Dog lovers outraged at this became protesters in New York City holding signs that said “Mitt is Mean” and “Dogs Aren’t Luggage” and “I Ride Inside.” According to the Washington Post, “Late-night host David Letterman has been giving the dog near-nightly shout-outs. There are parody web videos and Facebook groups.” The article continued, “The New Yorker featured a cartoon, with Rich Santorum riding in Romney’s rooftop dog carrier, on its cover last week. In the five years since the story was revealed, New York Times columnist Gail Collins has mentioned Seamus in at least 50 columns.”
The AP called again for me to weigh in, “As for Romney,” Peterson said he was halfway to responsible dog ownership in 1983. “The first step toward responsible dog ownership is putting the dog in a crate when you travel,” Peterson said. “The second step is putting the crate inside the car.”
President Obama’s reelection campaign, having a biting sense of humor, also weighed in when Obama strategist David Axelrod tweeted a picture of Obama holding his dog, Bo, in the presidential limousine and wrote, “How loving owners transport their dogs.”
The last two elections were fun and upbeat for dog lovers.
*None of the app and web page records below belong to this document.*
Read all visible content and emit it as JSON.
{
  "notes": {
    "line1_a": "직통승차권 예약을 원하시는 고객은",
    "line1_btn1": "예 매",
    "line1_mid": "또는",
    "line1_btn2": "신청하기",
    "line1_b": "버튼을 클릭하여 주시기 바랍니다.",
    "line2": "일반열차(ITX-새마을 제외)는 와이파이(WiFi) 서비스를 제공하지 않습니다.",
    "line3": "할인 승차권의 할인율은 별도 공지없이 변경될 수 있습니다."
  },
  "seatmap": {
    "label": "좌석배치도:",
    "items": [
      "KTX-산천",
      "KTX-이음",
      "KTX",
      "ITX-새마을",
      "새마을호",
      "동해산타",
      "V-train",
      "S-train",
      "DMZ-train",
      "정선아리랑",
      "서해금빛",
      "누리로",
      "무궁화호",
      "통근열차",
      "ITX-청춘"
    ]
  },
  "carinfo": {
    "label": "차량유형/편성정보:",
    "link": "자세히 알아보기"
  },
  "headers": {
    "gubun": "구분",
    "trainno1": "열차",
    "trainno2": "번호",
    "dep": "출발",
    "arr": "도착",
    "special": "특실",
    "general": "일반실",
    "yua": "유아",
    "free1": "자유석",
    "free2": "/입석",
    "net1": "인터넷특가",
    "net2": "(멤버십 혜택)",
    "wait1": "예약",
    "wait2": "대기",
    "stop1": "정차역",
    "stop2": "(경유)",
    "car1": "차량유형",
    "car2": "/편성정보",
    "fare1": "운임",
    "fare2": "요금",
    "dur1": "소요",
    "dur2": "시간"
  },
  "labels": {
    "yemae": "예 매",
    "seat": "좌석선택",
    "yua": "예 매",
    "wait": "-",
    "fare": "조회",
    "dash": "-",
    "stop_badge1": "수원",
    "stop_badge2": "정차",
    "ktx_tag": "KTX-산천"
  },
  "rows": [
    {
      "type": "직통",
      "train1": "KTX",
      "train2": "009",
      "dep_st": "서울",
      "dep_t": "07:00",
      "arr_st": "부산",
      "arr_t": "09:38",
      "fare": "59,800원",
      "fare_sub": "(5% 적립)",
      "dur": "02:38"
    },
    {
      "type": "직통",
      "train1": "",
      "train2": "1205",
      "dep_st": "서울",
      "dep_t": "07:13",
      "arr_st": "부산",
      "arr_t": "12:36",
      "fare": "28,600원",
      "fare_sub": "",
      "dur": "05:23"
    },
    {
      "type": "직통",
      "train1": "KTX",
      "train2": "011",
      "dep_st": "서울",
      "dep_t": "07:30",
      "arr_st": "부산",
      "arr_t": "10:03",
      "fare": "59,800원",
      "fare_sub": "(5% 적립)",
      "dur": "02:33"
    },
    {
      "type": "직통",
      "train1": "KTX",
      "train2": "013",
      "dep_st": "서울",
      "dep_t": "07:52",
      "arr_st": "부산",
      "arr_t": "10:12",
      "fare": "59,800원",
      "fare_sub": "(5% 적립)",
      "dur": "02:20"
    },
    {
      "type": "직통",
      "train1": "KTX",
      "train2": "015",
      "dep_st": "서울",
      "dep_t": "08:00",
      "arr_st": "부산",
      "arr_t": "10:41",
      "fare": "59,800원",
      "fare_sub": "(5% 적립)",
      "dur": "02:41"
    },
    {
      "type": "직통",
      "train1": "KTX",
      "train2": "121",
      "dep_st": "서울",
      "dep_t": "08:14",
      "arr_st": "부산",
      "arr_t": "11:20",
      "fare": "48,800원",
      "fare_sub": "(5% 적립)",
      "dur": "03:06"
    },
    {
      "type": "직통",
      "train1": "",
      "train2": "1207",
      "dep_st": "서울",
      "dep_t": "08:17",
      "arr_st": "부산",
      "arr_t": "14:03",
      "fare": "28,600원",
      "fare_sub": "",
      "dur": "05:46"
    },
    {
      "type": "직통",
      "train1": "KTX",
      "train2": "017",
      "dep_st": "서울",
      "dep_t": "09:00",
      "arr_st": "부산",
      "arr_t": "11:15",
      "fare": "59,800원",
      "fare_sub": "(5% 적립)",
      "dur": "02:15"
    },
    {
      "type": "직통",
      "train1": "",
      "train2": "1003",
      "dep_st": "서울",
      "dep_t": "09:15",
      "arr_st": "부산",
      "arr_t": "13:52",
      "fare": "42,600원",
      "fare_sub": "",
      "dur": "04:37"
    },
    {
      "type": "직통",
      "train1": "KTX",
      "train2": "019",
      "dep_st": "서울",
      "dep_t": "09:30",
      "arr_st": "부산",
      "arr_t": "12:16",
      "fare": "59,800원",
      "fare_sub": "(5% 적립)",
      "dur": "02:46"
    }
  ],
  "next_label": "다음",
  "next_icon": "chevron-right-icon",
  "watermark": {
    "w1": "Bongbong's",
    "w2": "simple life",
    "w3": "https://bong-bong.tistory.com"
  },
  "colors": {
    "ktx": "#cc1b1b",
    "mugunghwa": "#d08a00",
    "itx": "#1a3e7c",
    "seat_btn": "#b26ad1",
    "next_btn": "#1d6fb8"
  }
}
This year’s contest lacks any humanizing. In fact, all we have to look forward to is whether the Clintons’ current poodle mixes, Maisie and Tally, can outshine former Clinton FiDOTUS, Buddy, the chocolate Lab and his cohort, Socks the cat.
Lisa Peterson — lifelong equestrian, dog show judge and award-winning podcaster, communications professional and journalist — writes about horses, hounds and history at lisaunleashed.com. Reach her at firstname.lastname@example.org.